Reproduce this listing in full.

RECORD SET
**********

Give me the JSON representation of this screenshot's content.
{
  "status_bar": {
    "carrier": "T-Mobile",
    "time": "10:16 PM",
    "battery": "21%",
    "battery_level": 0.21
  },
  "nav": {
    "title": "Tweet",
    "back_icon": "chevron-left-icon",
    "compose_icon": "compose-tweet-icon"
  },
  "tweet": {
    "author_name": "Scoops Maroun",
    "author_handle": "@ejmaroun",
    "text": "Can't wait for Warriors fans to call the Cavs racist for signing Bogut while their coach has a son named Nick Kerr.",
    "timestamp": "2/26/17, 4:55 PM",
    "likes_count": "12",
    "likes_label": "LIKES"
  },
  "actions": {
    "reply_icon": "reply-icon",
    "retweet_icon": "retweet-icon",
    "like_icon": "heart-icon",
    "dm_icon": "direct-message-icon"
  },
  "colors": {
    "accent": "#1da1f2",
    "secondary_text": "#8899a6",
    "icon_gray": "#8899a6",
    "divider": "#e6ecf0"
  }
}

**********

SOLVED EXERCISE
Give me the JSON representation of this screenshot's content.
{
  "status_bar": {
    "carrier": "T-Mobile",
    "time": "10:16 PM",
    "battery": "21%",
    "battery_level": 0.21
  },
  "nav": {
    "title": "Tweet",
    "back_icon": "chevron-left-icon",
    "compose_icon": "compose-tweet-icon"
  },
  "tweet": {
    "author_name": "Scoops Maroun",
    "author_handle": "@ejmaroun",
    "text": "Can't wait for Warriors fans to call the Cavs racist for signing Bogut while their coach has a son named Nick Kerr.",
    "timestamp": "2/26/17, 4:55 PM",
    "likes_count": "12",
    "likes_label": "LIKES"
  },
  "actions": {
    "reply_icon": "reply-icon",
    "retweet_icon": "retweet-icon",
    "like_icon": "heart-icon",
    "dm_icon": "direct-message-icon"
  },
  "colors": {
    "accent": "#1da1f2",
    "secondary_text": "#8899a6",
    "icon_gray": "#8899a6",
    "divider": "#e6ecf0"
  }
}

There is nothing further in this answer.